My Love Affair with Quilts
I remember the day my love affair began. I can remember it as clearly as if it were yesterday…it began on a beautiful morning in Wisconsin, in June of 1975 . As it turned out, that day was marked by many soon-to-be events and this singular trip, changed my entire viewpoint as an artist and crafts-person.
When you’re engaged to be married, there are a series of soon-to-be events as a: bride, wife and daughter in-law. Forget the fact that you’ve just spent 4 weeks designing and sewing your bridal gown, veil and lingerie trousseau for the most important day of your life, your wedding. Never forget this fact… the second most important day of as a ‘soon-to-be’, is meeting one of the most important individuals in your fiance’s life, namely, your mother-in-law. On that beautiful morning my soon-to-be husband, was taking me on a trip south of Eau Claire, Wisconsin to meet my soon-to-be: mother-in-law.
There is an alluring quality of the Wisconsin landscape, that is as to difficult to define, as it is to describe all of the different shades of green you see throughout the verdant countryside. Quintessential country towns with names such as: Blair, Taylor, Pigeon Falls, and Whitehall are quaint farming villages harboring large thriving, Amish communities, remind you of a slower pace of life where there is a strong connection to the earth, and the people who work it. The Amish way of life hearkens back to the 1800’s with a collective steadfast adherence to eschewing modern-day conveniences and attire.

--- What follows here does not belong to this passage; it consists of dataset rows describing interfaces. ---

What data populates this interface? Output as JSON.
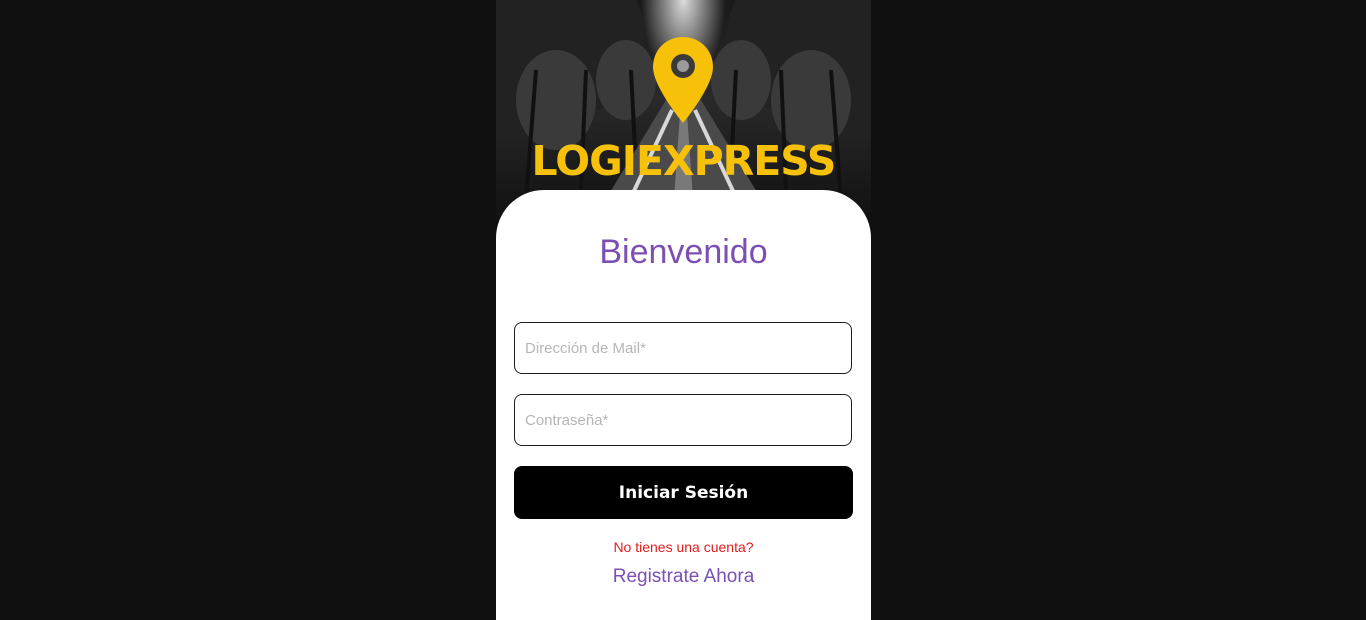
{
  "brand": {
    "name": "LOGIEXPRESS",
    "logo_icon": "location-pin-icon",
    "accent_color": "#f7c10a"
  },
  "login": {
    "title": "Bienvenido",
    "email_placeholder": "Dirección de Mail*",
    "password_placeholder": "Contraseña*",
    "submit_label": "Iniciar Sesión",
    "no_account_text": "No tienes una cuenta?",
    "register_link": "Registrate Ahora"
  },
  "colors": {
    "title": "#7b4fb3",
    "warning": "#e21b1b",
    "button": "#000000",
    "page_background": "#0f0f0f"
  }
}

Villages where the hardware store doubles as a post office, and you can enjoy an afternoon sitting in the town’s square watching your kids play. There is something comforting in the fact when you leave the confines of any city or town in Wisconsin, you’re immediately transported into rural farmland, and are literally a country road from being in the ‘boonies’.
Instead of taking Interstate 94 to the small town of Hixton, Wisconsin; a route was planned that would introduce me to some of the most scenic areas he was familiar with, and we took the ‘boonie route’, turning south onto with highway 53. For many years, highway 53 was the major transportation artery that knitted together myriads of country towns in western Wisconsin. The construction of I-94 delegated this once vital carriageway, into a secondary route used by dairy trucks, farmers; and as I learned on that particular day, Amish buggies. Leaving the highway, we journeyed down narrow county roads that showcased the natural beauty of the landscape, and this tour reminded me… this was going to become my new ‘home’.
As we continued driving south, gentle rolling hillsides and farmland gave way to what they call in Wisconsin, ‘coulees’- a series of steep, forested valleys. Driving off the beaten path, we encountered small, unincorporated towns nestled on farming lowlands in an ever-changing, picturesque landscape punctuated by breathtaking vistas extending to the horizon, each time we reached the rise of a coulee.
We were driving through one of the lowlands when, I spotted Amish horse-drawn vehicles (which I had never seen before) and Amish farms, I discovered, could be easily identified by black buggies in the yard or next to barns. However, nothing could have prepared me for the sight of brightly colored quilts, in a dizzying array of colors, hanging on wash lines all around the countryside. Little did I know… we had accidentally come across Amish Wash Day. Large and small quilts fluttered in the breeze on long clothes lines, and I began to notice patterns of stars, blocks, and wide variety of designs that fascinated me. Entranced by the sight of the these handcrafted masterpieces on display, I had a burning desire to learn more about the Amish, quilts and the art of quilting in general.
My love affair with quilts and quilting began on this lovely day as we drove through the Wisconsin country side. Since that journey over 35 years ago, I have become an avid quilter, teacher, designer and collector of Amish quilts. On that particular day filled with serendipity, not only was a I soon-to be: bride, wife and daughter- in-law, I became a soon-to-be quilter.